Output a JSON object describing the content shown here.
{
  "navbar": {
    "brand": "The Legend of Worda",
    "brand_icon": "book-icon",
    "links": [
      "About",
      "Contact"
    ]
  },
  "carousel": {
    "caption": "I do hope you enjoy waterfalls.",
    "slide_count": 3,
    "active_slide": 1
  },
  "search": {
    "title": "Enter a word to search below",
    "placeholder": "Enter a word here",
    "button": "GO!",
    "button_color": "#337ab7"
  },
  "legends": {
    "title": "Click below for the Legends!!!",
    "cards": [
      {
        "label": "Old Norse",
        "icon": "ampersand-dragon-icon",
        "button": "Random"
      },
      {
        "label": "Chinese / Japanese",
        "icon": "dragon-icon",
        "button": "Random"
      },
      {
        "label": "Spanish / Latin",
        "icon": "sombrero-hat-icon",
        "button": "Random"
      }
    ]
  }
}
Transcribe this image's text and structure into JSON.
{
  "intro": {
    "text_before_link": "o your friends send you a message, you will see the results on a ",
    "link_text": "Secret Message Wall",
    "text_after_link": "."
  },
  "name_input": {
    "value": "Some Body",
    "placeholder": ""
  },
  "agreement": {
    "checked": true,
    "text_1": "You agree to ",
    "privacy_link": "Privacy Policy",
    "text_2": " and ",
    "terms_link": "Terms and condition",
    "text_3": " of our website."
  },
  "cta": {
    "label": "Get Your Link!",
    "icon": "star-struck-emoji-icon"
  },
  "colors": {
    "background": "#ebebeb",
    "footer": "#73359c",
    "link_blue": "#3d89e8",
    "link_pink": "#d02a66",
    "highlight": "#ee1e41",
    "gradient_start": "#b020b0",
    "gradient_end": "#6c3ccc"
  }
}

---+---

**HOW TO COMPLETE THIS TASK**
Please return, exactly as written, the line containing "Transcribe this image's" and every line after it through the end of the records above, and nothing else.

**RESULT BELOW**
Transcribe this image's text and structure into JSON.
{
  "intro": {
    "text_before_link": "o your friends send you a message, you will see the results on a ",
    "link_text": "Secret Message Wall",
    "text_after_link": "."
  },
  "name_input": {
    "value": "Some Body",
    "placeholder": ""
  },
  "agreement": {
    "checked": true,
    "text_1": "You agree to ",
    "privacy_link": "Privacy Policy",
    "text_2": " and ",
    "terms_link": "Terms and condition",
    "text_3": " of our website."
  },
  "cta": {
    "label": "Get Your Link!",
    "icon": "star-struck-emoji-icon"
  },
  "colors": {
    "background": "#ebebeb",
    "footer": "#73359c",
    "link_blue": "#3d89e8",
    "link_pink": "#d02a66",
    "highlight": "#ee1e41",
    "gradient_start": "#b020b0",
    "gradient_end": "#6c3ccc"
  }
}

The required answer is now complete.